▸ Work item
From the records below, pull each line that has "JSON".

### Supplied records

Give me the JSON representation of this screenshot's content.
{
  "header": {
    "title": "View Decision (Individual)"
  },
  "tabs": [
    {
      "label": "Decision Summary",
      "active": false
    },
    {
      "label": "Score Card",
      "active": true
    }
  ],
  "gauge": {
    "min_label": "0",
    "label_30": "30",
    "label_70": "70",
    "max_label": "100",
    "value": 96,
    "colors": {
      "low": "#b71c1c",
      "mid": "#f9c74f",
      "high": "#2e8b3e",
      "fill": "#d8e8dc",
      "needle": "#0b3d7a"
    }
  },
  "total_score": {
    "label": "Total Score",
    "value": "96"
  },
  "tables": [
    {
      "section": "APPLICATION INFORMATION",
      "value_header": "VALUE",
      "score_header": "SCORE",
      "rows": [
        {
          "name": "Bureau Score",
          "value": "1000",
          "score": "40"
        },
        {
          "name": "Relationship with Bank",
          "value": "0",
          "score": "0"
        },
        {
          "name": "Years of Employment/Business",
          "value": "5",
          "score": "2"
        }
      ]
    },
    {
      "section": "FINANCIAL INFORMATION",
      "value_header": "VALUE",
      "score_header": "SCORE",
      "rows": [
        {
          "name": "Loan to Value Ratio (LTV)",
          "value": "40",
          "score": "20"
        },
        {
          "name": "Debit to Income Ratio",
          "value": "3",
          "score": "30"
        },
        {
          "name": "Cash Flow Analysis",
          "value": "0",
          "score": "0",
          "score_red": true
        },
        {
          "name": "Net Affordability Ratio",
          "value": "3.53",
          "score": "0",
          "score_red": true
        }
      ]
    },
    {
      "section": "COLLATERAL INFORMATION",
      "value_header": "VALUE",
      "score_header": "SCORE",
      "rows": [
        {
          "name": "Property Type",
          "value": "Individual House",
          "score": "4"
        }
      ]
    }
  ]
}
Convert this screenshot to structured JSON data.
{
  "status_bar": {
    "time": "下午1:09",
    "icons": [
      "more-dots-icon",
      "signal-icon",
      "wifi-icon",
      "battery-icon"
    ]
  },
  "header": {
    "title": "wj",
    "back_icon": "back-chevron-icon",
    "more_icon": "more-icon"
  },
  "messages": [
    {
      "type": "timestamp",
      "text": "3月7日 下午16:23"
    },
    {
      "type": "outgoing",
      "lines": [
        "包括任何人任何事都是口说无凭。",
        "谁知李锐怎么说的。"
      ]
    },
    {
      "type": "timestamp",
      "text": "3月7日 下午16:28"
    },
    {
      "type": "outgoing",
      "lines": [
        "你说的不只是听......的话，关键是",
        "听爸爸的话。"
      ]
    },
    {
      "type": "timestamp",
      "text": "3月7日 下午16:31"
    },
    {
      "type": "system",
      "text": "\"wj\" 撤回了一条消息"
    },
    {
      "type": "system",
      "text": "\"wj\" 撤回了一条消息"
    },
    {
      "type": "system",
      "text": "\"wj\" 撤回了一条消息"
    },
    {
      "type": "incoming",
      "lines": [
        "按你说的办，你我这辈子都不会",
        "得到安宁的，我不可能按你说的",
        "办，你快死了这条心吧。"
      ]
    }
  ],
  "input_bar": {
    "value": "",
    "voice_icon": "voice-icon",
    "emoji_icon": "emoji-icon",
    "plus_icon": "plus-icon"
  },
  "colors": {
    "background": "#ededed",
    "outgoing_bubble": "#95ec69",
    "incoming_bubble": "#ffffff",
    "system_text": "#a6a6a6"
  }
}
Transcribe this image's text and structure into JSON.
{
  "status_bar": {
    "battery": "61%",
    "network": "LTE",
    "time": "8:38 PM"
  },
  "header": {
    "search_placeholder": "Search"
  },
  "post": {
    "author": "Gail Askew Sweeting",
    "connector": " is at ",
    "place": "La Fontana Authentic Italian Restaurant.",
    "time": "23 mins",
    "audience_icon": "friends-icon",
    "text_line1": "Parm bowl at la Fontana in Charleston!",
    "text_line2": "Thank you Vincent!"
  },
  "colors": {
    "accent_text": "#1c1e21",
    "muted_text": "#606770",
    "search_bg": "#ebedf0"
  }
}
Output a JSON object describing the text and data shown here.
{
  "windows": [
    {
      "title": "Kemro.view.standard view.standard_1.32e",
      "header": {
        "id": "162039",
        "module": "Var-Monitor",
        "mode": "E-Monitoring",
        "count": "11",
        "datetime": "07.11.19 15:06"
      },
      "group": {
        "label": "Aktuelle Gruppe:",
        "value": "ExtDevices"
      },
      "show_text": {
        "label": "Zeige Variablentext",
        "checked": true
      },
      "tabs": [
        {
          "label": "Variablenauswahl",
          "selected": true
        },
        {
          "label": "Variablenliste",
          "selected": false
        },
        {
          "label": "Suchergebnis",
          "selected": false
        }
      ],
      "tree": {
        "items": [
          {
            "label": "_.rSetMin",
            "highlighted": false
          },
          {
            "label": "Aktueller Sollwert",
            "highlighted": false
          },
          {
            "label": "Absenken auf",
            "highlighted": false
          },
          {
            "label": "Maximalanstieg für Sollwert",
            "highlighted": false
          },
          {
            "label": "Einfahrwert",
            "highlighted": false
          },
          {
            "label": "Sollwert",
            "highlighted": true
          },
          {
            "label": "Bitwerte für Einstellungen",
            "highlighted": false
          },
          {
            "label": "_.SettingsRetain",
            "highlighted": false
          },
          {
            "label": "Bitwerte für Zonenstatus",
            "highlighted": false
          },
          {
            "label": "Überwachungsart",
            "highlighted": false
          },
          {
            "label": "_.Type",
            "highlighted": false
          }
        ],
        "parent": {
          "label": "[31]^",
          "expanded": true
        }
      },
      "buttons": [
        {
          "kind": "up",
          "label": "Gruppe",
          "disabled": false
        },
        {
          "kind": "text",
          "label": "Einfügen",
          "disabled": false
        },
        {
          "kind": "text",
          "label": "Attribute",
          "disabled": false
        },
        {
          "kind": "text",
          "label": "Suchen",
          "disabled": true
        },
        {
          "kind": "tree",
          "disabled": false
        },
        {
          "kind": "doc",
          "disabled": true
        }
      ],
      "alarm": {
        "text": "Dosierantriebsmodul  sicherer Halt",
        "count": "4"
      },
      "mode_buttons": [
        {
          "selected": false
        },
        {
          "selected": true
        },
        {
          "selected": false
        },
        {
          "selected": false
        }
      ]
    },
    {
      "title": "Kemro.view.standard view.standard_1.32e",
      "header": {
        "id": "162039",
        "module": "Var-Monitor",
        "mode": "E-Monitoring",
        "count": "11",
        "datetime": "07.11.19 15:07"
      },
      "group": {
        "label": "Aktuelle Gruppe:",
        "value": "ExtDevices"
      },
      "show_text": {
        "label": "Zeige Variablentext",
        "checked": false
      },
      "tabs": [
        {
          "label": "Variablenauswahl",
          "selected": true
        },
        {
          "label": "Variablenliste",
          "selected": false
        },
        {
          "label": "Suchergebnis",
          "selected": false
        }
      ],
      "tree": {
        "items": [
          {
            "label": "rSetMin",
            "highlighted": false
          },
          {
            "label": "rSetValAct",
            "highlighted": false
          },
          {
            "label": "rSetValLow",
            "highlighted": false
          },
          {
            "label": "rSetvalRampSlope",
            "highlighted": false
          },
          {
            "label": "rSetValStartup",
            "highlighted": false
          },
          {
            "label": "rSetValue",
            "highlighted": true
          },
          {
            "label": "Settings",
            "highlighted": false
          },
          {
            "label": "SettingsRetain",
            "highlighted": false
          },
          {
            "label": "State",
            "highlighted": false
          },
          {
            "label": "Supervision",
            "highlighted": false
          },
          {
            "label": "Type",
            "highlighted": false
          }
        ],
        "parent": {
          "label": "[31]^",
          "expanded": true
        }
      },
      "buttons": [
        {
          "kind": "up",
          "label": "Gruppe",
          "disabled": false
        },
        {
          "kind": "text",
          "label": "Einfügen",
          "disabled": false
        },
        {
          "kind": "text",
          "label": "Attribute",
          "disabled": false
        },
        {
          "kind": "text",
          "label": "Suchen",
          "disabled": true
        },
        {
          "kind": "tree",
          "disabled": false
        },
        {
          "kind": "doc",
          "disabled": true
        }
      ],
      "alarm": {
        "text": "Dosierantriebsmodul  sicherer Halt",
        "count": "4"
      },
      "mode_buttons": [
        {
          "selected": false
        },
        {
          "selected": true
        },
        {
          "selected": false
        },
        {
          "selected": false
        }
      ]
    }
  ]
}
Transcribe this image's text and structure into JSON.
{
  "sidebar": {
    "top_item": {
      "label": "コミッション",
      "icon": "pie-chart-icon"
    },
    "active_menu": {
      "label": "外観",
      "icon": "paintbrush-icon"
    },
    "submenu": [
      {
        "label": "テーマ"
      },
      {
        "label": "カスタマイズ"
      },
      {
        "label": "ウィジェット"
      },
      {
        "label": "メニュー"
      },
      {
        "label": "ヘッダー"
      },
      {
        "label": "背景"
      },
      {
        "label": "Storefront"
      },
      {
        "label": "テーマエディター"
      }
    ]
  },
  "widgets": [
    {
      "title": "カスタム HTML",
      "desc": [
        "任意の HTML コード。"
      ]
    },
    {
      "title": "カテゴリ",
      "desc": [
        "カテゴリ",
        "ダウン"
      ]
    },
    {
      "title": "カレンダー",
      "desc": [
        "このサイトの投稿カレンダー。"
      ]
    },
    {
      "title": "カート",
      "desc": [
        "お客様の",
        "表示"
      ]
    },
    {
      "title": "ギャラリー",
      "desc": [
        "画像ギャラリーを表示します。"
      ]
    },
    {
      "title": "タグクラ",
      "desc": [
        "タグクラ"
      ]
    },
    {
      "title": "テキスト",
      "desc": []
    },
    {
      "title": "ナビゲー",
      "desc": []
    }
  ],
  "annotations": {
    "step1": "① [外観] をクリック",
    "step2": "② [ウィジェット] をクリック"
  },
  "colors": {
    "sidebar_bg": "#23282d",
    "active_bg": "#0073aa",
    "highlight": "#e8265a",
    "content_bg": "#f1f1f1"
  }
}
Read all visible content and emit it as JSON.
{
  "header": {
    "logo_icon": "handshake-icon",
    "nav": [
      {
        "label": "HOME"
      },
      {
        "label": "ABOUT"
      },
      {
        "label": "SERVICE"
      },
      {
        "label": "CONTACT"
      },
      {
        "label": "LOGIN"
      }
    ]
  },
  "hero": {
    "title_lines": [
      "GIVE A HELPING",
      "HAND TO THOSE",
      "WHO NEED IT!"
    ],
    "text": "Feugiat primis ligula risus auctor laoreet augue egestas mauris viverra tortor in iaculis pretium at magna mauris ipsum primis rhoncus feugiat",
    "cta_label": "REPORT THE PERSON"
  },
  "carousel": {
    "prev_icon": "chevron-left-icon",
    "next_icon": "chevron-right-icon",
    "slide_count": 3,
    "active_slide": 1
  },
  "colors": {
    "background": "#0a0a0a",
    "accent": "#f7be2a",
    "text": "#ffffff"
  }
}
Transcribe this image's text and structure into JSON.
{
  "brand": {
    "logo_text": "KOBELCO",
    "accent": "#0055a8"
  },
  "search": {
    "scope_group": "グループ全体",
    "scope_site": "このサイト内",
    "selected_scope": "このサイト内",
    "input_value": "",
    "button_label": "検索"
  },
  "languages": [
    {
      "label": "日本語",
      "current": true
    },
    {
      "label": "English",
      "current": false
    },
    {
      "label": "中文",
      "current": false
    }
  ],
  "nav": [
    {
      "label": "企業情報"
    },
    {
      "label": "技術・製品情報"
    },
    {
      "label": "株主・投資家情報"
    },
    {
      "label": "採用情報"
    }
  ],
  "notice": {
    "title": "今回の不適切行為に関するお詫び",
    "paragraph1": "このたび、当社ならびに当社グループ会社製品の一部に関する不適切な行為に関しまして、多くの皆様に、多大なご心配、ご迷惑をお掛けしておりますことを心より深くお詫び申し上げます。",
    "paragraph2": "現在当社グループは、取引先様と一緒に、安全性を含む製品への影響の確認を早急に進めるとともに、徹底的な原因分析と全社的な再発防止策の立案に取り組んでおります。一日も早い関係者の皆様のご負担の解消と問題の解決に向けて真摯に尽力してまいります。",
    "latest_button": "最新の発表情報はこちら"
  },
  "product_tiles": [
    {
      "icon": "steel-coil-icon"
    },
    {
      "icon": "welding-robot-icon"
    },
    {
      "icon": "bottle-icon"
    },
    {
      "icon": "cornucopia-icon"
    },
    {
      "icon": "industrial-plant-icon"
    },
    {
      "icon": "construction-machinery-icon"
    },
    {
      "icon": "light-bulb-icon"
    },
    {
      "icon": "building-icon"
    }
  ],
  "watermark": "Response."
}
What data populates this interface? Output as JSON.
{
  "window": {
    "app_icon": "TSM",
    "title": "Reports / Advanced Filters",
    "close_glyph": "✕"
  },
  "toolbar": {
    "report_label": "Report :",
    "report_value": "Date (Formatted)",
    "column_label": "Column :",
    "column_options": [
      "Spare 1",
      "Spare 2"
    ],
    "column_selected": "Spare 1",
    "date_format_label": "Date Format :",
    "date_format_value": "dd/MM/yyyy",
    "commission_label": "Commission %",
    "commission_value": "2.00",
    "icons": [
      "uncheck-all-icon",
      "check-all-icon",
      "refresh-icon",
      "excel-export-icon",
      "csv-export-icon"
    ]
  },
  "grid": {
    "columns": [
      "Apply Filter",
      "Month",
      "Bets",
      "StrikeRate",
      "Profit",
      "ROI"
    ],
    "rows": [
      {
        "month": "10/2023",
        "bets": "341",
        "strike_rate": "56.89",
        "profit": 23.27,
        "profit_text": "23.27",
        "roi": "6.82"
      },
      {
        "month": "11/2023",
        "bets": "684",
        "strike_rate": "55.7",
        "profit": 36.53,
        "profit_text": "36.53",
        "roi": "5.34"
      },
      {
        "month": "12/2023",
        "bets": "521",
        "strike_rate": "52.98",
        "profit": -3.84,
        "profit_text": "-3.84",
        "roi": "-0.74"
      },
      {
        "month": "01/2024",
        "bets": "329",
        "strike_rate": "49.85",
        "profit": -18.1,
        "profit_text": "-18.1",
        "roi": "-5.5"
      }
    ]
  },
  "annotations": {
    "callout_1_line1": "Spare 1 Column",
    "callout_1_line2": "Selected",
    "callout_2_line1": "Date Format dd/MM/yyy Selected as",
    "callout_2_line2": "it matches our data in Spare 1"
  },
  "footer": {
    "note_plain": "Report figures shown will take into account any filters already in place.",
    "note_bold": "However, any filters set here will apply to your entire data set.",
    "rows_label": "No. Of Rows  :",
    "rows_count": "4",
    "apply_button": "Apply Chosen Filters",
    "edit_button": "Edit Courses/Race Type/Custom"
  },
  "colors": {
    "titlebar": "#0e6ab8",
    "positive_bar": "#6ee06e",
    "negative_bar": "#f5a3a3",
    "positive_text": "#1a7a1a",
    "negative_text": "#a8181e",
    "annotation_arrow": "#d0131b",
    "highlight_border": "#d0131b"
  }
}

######

▸ Response box
Give me the JSON representation of this screenshot's content.
Convert this screenshot to structured JSON data.
Transcribe this image's text and structure into JSON.
Output a JSON object describing the text and data shown here.
Transcribe this image's text and structure into JSON.
Read all visible content and emit it as JSON.
Transcribe this image's text and structure into JSON.
What data populates this interface? Output as JSON.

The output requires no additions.